▸ Dataset rows describing interfaces
◇ ◇ ◇ ◇ ◇

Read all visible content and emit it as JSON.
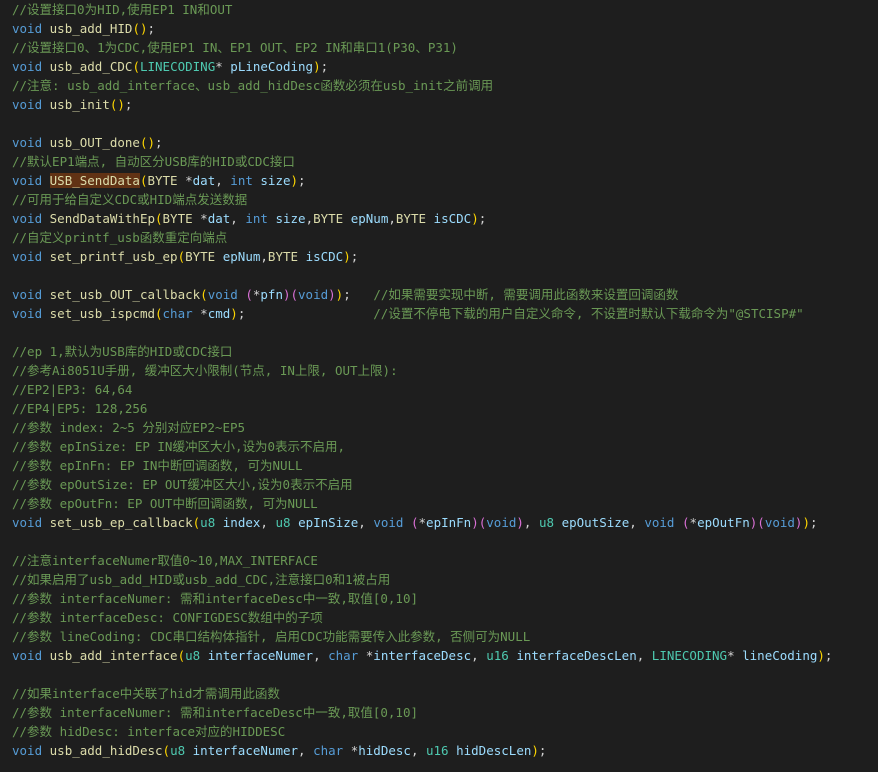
{
  "code_lines": [
    [
      {
        "t": "//设置接口0为HID,使用EP1 IN和OUT",
        "k": "comment"
      }
    ],
    [
      {
        "t": "void",
        "k": "keyword"
      },
      {
        "t": " "
      },
      {
        "t": "usb_add_HID",
        "k": "func"
      },
      {
        "t": "()",
        "k": "paren"
      },
      {
        "t": ";"
      }
    ],
    [
      {
        "t": "//设置接口0、1为CDC,使用EP1 IN、EP1 OUT、EP2 IN和串口1(P30、P31)",
        "k": "comment"
      }
    ],
    [
      {
        "t": "void",
        "k": "keyword"
      },
      {
        "t": " "
      },
      {
        "t": "usb_add_CDC",
        "k": "func"
      },
      {
        "t": "(",
        "k": "paren"
      },
      {
        "t": "LINECODING",
        "k": "type"
      },
      {
        "t": "* "
      },
      {
        "t": "pLineCoding",
        "k": "param"
      },
      {
        "t": ")",
        "k": "paren"
      },
      {
        "t": ";"
      }
    ],
    [
      {
        "t": "//注意: usb_add_interface、usb_add_hidDesc函数必须在usb_init之前调用",
        "k": "comment"
      }
    ],
    [
      {
        "t": "void",
        "k": "keyword"
      },
      {
        "t": " "
      },
      {
        "t": "usb_init",
        "k": "func"
      },
      {
        "t": "()",
        "k": "paren"
      },
      {
        "t": ";"
      }
    ],
    [],
    [
      {
        "t": "void",
        "k": "keyword"
      },
      {
        "t": " "
      },
      {
        "t": "usb_OUT_done",
        "k": "func"
      },
      {
        "t": "()",
        "k": "paren"
      },
      {
        "t": ";"
      }
    ],
    [
      {
        "t": "//默认EP1端点, 自动区分USB库的HID或CDC接口",
        "k": "comment"
      }
    ],
    [
      {
        "t": "void",
        "k": "keyword"
      },
      {
        "t": " "
      },
      {
        "t": "USB_SendData",
        "k": "highlight"
      },
      {
        "t": "(",
        "k": "paren"
      },
      {
        "t": "BYTE",
        "k": "func"
      },
      {
        "t": " *"
      },
      {
        "t": "dat",
        "k": "param"
      },
      {
        "t": ", "
      },
      {
        "t": "int",
        "k": "keyword"
      },
      {
        "t": " "
      },
      {
        "t": "size",
        "k": "param"
      },
      {
        "t": ")",
        "k": "paren"
      },
      {
        "t": ";"
      }
    ],
    [
      {
        "t": "//可用于给自定义CDC或HID端点发送数据",
        "k": "comment"
      }
    ],
    [
      {
        "t": "void",
        "k": "keyword"
      },
      {
        "t": " "
      },
      {
        "t": "SendDataWithEp",
        "k": "func"
      },
      {
        "t": "(",
        "k": "paren"
      },
      {
        "t": "BYTE",
        "k": "func"
      },
      {
        "t": " *"
      },
      {
        "t": "dat",
        "k": "param"
      },
      {
        "t": ", "
      },
      {
        "t": "int",
        "k": "keyword"
      },
      {
        "t": " "
      },
      {
        "t": "size",
        "k": "param"
      },
      {
        "t": ","
      },
      {
        "t": "BYTE",
        "k": "func"
      },
      {
        "t": " "
      },
      {
        "t": "epNum",
        "k": "param"
      },
      {
        "t": ","
      },
      {
        "t": "BYTE",
        "k": "func"
      },
      {
        "t": " "
      },
      {
        "t": "isCDC",
        "k": "param"
      },
      {
        "t": ")",
        "k": "paren"
      },
      {
        "t": ";"
      }
    ],
    [
      {
        "t": "//自定义printf_usb函数重定向端点",
        "k": "comment"
      }
    ],
    [
      {
        "t": "void",
        "k": "keyword"
      },
      {
        "t": " "
      },
      {
        "t": "set_printf_usb_ep",
        "k": "func"
      },
      {
        "t": "(",
        "k": "paren"
      },
      {
        "t": "BYTE",
        "k": "func"
      },
      {
        "t": " "
      },
      {
        "t": "epNum",
        "k": "param"
      },
      {
        "t": ","
      },
      {
        "t": "BYTE",
        "k": "func"
      },
      {
        "t": " "
      },
      {
        "t": "isCDC",
        "k": "param"
      },
      {
        "t": ")",
        "k": "paren"
      },
      {
        "t": ";"
      }
    ],
    [],
    [
      {
        "t": "void",
        "k": "keyword"
      },
      {
        "t": " "
      },
      {
        "t": "set_usb_OUT_callback",
        "k": "func"
      },
      {
        "t": "(",
        "k": "paren"
      },
      {
        "t": "void",
        "k": "keyword"
      },
      {
        "t": " "
      },
      {
        "t": "(",
        "k": "paren2"
      },
      {
        "t": "*"
      },
      {
        "t": "pfn",
        "k": "param"
      },
      {
        "t": ")",
        "k": "paren2"
      },
      {
        "t": "(",
        "k": "paren2"
      },
      {
        "t": "void",
        "k": "keyword"
      },
      {
        "t": ")",
        "k": "paren2"
      },
      {
        "t": ")",
        "k": "paren"
      },
      {
        "t": ";   "
      },
      {
        "t": "//如果需要实现中断, 需要调用此函数来设置回调函数",
        "k": "comment"
      }
    ],
    [
      {
        "t": "void",
        "k": "keyword"
      },
      {
        "t": " "
      },
      {
        "t": "set_usb_ispcmd",
        "k": "func"
      },
      {
        "t": "(",
        "k": "paren"
      },
      {
        "t": "char",
        "k": "keyword"
      },
      {
        "t": " *"
      },
      {
        "t": "cmd",
        "k": "param"
      },
      {
        "t": ")",
        "k": "paren"
      },
      {
        "t": ";                 "
      },
      {
        "t": "//设置不停电下载的用户自定义命令, 不设置时默认下载命令为\"@STCISP#\"",
        "k": "comment"
      }
    ],
    [],
    [
      {
        "t": "//ep 1,默认为USB库的HID或CDC接口",
        "k": "comment"
      }
    ],
    [
      {
        "t": "//参考Ai8051U手册, 缓冲区大小限制(节点, IN上限, OUT上限):",
        "k": "comment"
      }
    ],
    [
      {
        "t": "//EP2|EP3: 64,64",
        "k": "comment"
      }
    ],
    [
      {
        "t": "//EP4|EP5: 128,256",
        "k": "comment"
      }
    ],
    [
      {
        "t": "//参数 index: 2~5 分别对应EP2~EP5",
        "k": "comment"
      }
    ],
    [
      {
        "t": "//参数 epInSize: EP IN缓冲区大小,设为0表示不启用,",
        "k": "comment"
      }
    ],
    [
      {
        "t": "//参数 epInFn: EP IN中断回调函数, 可为NULL",
        "k": "comment"
      }
    ],
    [
      {
        "t": "//参数 epOutSize: EP OUT缓冲区大小,设为0表示不启用",
        "k": "comment"
      }
    ],
    [
      {
        "t": "//参数 epOutFn: EP OUT中断回调函数, 可为NULL",
        "k": "comment"
      }
    ],
    [
      {
        "t": "void",
        "k": "keyword"
      },
      {
        "t": " "
      },
      {
        "t": "set_usb_ep_callback",
        "k": "func"
      },
      {
        "t": "(",
        "k": "paren"
      },
      {
        "t": "u8",
        "k": "type"
      },
      {
        "t": " "
      },
      {
        "t": "index",
        "k": "param"
      },
      {
        "t": ", "
      },
      {
        "t": "u8",
        "k": "type"
      },
      {
        "t": " "
      },
      {
        "t": "epInSize",
        "k": "param"
      },
      {
        "t": ", "
      },
      {
        "t": "void",
        "k": "keyword"
      },
      {
        "t": " "
      },
      {
        "t": "(",
        "k": "paren2"
      },
      {
        "t": "*"
      },
      {
        "t": "epInFn",
        "k": "param"
      },
      {
        "t": ")",
        "k": "paren2"
      },
      {
        "t": "(",
        "k": "paren2"
      },
      {
        "t": "void",
        "k": "keyword"
      },
      {
        "t": ")",
        "k": "paren2"
      },
      {
        "t": ", "
      },
      {
        "t": "u8",
        "k": "type"
      },
      {
        "t": " "
      },
      {
        "t": "epOutSize",
        "k": "param"
      },
      {
        "t": ", "
      },
      {
        "t": "void",
        "k": "keyword"
      },
      {
        "t": " "
      },
      {
        "t": "(",
        "k": "paren2"
      },
      {
        "t": "*"
      },
      {
        "t": "epOutFn",
        "k": "param"
      },
      {
        "t": ")",
        "k": "paren2"
      },
      {
        "t": "(",
        "k": "paren2"
      },
      {
        "t": "void",
        "k": "keyword"
      },
      {
        "t": ")",
        "k": "paren2"
      },
      {
        "t": ")",
        "k": "paren"
      },
      {
        "t": ";"
      }
    ],
    [],
    [
      {
        "t": "//注意interfaceNumer取值0~10,MAX_INTERFACE",
        "k": "comment"
      }
    ],
    [
      {
        "t": "//如果启用了usb_add_HID或usb_add_CDC,注意接口0和1被占用",
        "k": "comment"
      }
    ],
    [
      {
        "t": "//参数 interfaceNumer: 需和interfaceDesc中一致,取值[0,10]",
        "k": "comment"
      }
    ],
    [
      {
        "t": "//参数 interfaceDesc: CONFIGDESC数组中的子项",
        "k": "comment"
      }
    ],
    [
      {
        "t": "//参数 lineCoding: CDC串口结构体指针, 启用CDC功能需要传入此参数, 否侧可为NULL",
        "k": "comment"
      }
    ],
    [
      {
        "t": "void",
        "k": "keyword"
      },
      {
        "t": " "
      },
      {
        "t": "usb_add_interface",
        "k": "func"
      },
      {
        "t": "(",
        "k": "paren"
      },
      {
        "t": "u8",
        "k": "type"
      },
      {
        "t": " "
      },
      {
        "t": "interfaceNumer",
        "k": "param"
      },
      {
        "t": ", "
      },
      {
        "t": "char",
        "k": "keyword"
      },
      {
        "t": " *"
      },
      {
        "t": "interfaceDesc",
        "k": "param"
      },
      {
        "t": ", "
      },
      {
        "t": "u16",
        "k": "type"
      },
      {
        "t": " "
      },
      {
        "t": "interfaceDescLen",
        "k": "param"
      },
      {
        "t": ", "
      },
      {
        "t": "LINECODING",
        "k": "type"
      },
      {
        "t": "* "
      },
      {
        "t": "lineCoding",
        "k": "param"
      },
      {
        "t": ")",
        "k": "paren"
      },
      {
        "t": ";"
      }
    ],
    [],
    [
      {
        "t": "//如果interface中关联了hid才需调用此函数",
        "k": "comment"
      }
    ],
    [
      {
        "t": "//参数 interfaceNumer: 需和interfaceDesc中一致,取值[0,10]",
        "k": "comment"
      }
    ],
    [
      {
        "t": "//参数 hidDesc: interface对应的HIDDESC",
        "k": "comment"
      }
    ],
    [
      {
        "t": "void",
        "k": "keyword"
      },
      {
        "t": " "
      },
      {
        "t": "usb_add_hidDesc",
        "k": "func"
      },
      {
        "t": "(",
        "k": "paren"
      },
      {
        "t": "u8",
        "k": "type"
      },
      {
        "t": " "
      },
      {
        "t": "interfaceNumer",
        "k": "param"
      },
      {
        "t": ", "
      },
      {
        "t": "char",
        "k": "keyword"
      },
      {
        "t": " *"
      },
      {
        "t": "hidDesc",
        "k": "param"
      },
      {
        "t": ", "
      },
      {
        "t": "u16",
        "k": "type"
      },
      {
        "t": " "
      },
      {
        "t": "hidDescLen",
        "k": "param"
      },
      {
        "t": ")",
        "k": "paren"
      },
      {
        "t": ";"
      }
    ]
  ],
  "colors": {
    "background": "#1e1e1e",
    "comment": "#6a9955",
    "keyword": "#569cd6",
    "type": "#4ec9b0",
    "function": "#dcdcaa",
    "parameter": "#9cdcfe",
    "bracket": "#ffd700",
    "bracket_nested": "#da70d6",
    "highlight_bg": "#613214"
  }
}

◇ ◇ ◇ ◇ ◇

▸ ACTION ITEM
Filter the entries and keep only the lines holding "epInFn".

▸ ANSWER FOR THIS EXERCISE
        "t": "//参数 epInFn: EP IN中断回调函数, 可为NULL",
        "t": "epInFn",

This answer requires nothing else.